One of the most fascinating series of cars ever produced by Ferrari was the small run of spyder versions of the glorious 275 GTB and GTB/4 Berlinettas. Fascinating because it was a great idea at the time but only 10 were ever made. The Spyder design was perfection and there is no explanation of why production didn’t continue. In the long run it made the car more unique and distinct, and they were bought up by collectors and movie stars. It was the open car to be seen in.
In Cavallino 227 we have the full story of the NART Spyders with a special concentration on the last one built. The article is presented to you by 275 expert Dustin Wetmore. As he covers the history of these cars, you’ll learn how they came to be made and what Ferrari and Scaglietti did to transform the Berlinetta chassis into one that was fit for a convertible. Also, how they modified the upper half of the Berlinetta body to transform it into a convertible body without sacrificing the special look and appeal of the 275.

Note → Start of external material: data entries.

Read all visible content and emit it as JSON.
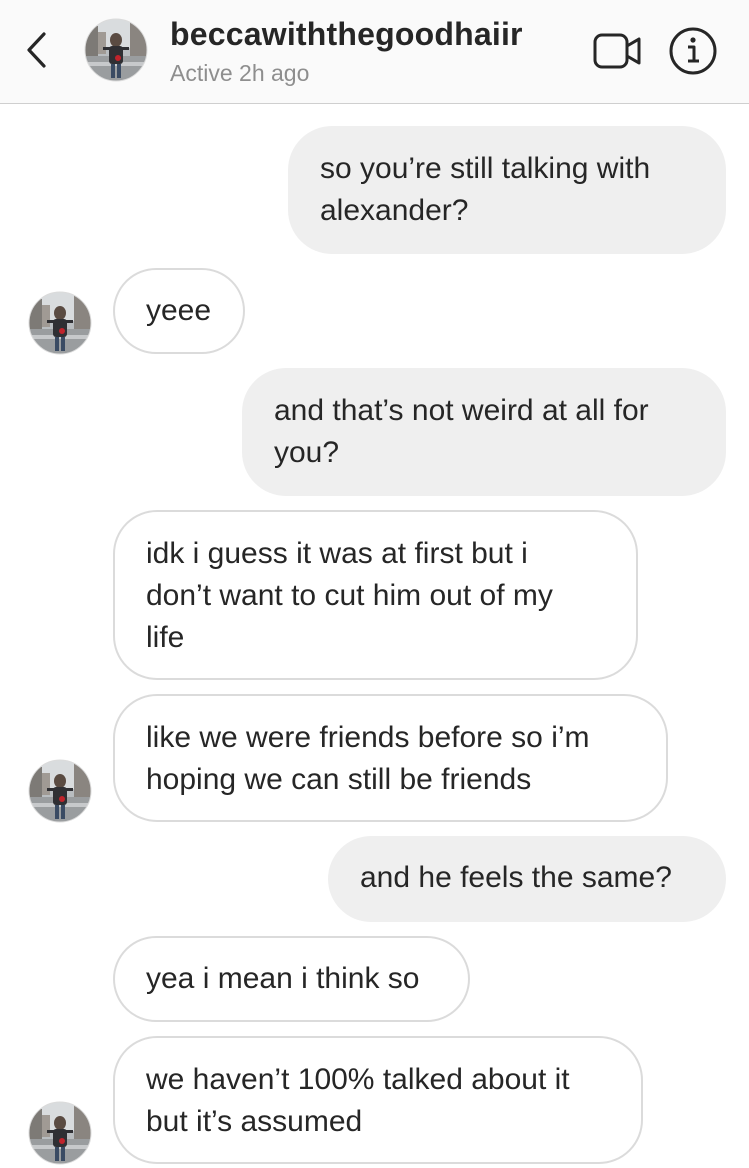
{
  "header": {
    "username": "beccawiththegoodhaiir",
    "status": "Active 2h ago",
    "back_icon": "chevron-left-icon",
    "video_icon": "video-camera-icon",
    "info_icon": "info-icon"
  },
  "colors": {
    "sent_bubble": "#efefef",
    "received_border": "#dbdbdb",
    "text": "#262626",
    "muted": "#8e8e8e",
    "header_bg": "#fafafa"
  },
  "messages": [
    {
      "sender": "me",
      "lines": [
        "so you’re still talking with",
        "alexander?"
      ]
    },
    {
      "sender": "them",
      "lines": [
        "yeee"
      ]
    },
    {
      "sender": "me",
      "lines": [
        "and that’s not weird at all for",
        "you?"
      ]
    },
    {
      "sender": "them",
      "lines": [
        "idk i guess it was at first but i",
        "don’t want to cut him out of my",
        "life"
      ]
    },
    {
      "sender": "them",
      "lines": [
        "like we were friends before so i’m",
        "hoping we can still be friends"
      ]
    },
    {
      "sender": "me",
      "lines": [
        "and he feels the same?"
      ]
    },
    {
      "sender": "them",
      "lines": [
        "yea i mean i think so"
      ]
    },
    {
      "sender": "them",
      "lines": [
        "we haven’t 100% talked about it",
        "but it’s assumed"
      ]
    }
  ]
}
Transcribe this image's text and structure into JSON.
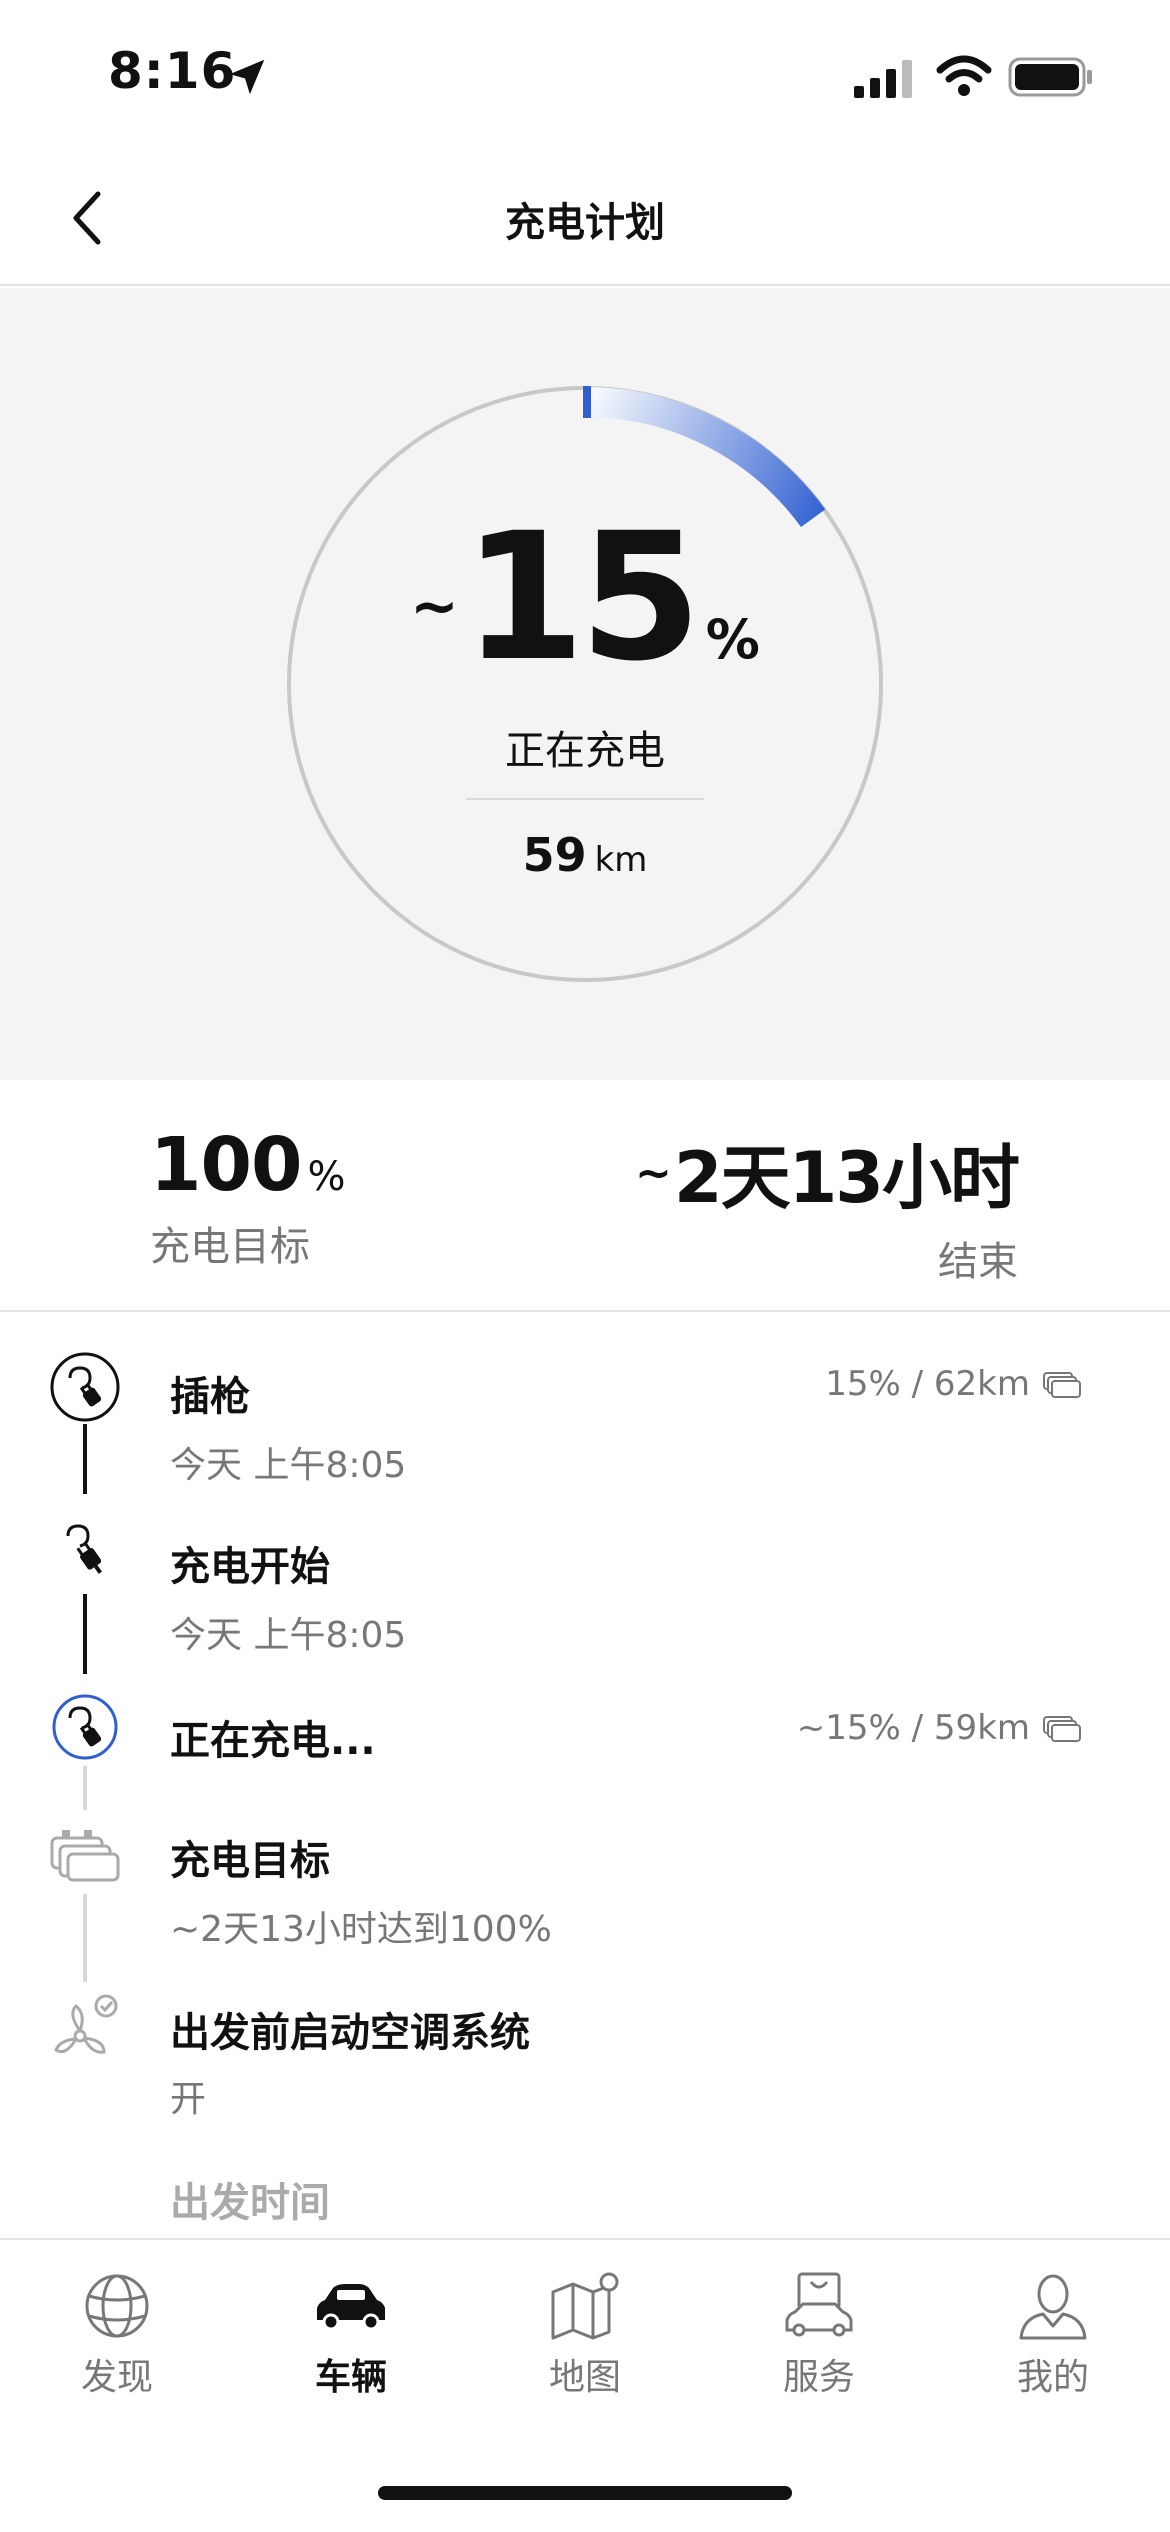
{
  "status_bar": {
    "time": "8:16"
  },
  "nav": {
    "title": "充电计划"
  },
  "hero": {
    "tilde": "~",
    "charge_percent": "15",
    "charge_progress": 0.15,
    "percent_unit": "%",
    "status": "正在充电",
    "range_value": "59",
    "range_unit": "km"
  },
  "summary": {
    "target_value": "100",
    "target_unit": "%",
    "target_label": "充电目标",
    "end_tilde": "~",
    "end_value": "2天13小时",
    "end_label": "结束"
  },
  "timeline": [
    {
      "title": "插枪",
      "subtitle": "今天 上午8:05",
      "right": "15% / 62km",
      "icon": "plug-circle-icon"
    },
    {
      "title": "充电开始",
      "subtitle": "今天 上午8:05",
      "icon": "plug-icon"
    },
    {
      "title": "正在充电...",
      "right": "~15% / 59km",
      "icon": "charging-circle-icon"
    },
    {
      "title": "充电目标",
      "subtitle": "~2天13小时达到100%",
      "icon": "battery-stack-icon"
    },
    {
      "title": "出发前启动空调系统",
      "subtitle": "开",
      "icon": "fan-icon"
    },
    {
      "title": "出发时间"
    }
  ],
  "tabs": [
    {
      "label": "发现",
      "icon": "globe-icon",
      "active": false
    },
    {
      "label": "车辆",
      "icon": "car-icon",
      "active": true
    },
    {
      "label": "地图",
      "icon": "map-icon",
      "active": false
    },
    {
      "label": "服务",
      "icon": "service-icon",
      "active": false
    },
    {
      "label": "我的",
      "icon": "profile-icon",
      "active": false
    }
  ],
  "colors": {
    "accent": "#2f5fd0",
    "ring": "#c8c8c8",
    "text_muted": "#777777"
  }
}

From the thorough text, an appreciation in Dustin’s own words:
“As the decades have passed, we are fortunate to be able to reflect on the significance of this short run of 10 Spyders. In 1969, Enzo Ferrari would go on to sell a controlling stake of his creation to Fiat thus significantly altering Ferrari’s identity. The challenges brought on by competitors such as Lamborghini, Maserati and Aston Martin were hitting close to home. Emission legislation passed in the United States in the form of the Motor Vehicle Air Pollution Act of 1965 would affect models sold in this market starting with model year 1968.
“Ferrari’s eventual response to these global market demands brought about a shift in philosophy ending the hand-built nature of road car production. This new context also brought an end to the use of the clearly iconic V-12 engine architecture originally design by Colombo and introduced in 1948.
“The NART Spyder is the model which closed out a chapter of automotive history dominated by the touch of the artisan. They remind us of the time when our automobiles were not designed and built by board rooms and legislation. A time when the passion and determination of the Commendatore was all that was necessary to create the history we study today.”
See more on the NART Spyders in Cavallino 227, available now.
Images from master photographer Jerry Wyszatycki, Avatar Productions - firstname.lastname@example.org.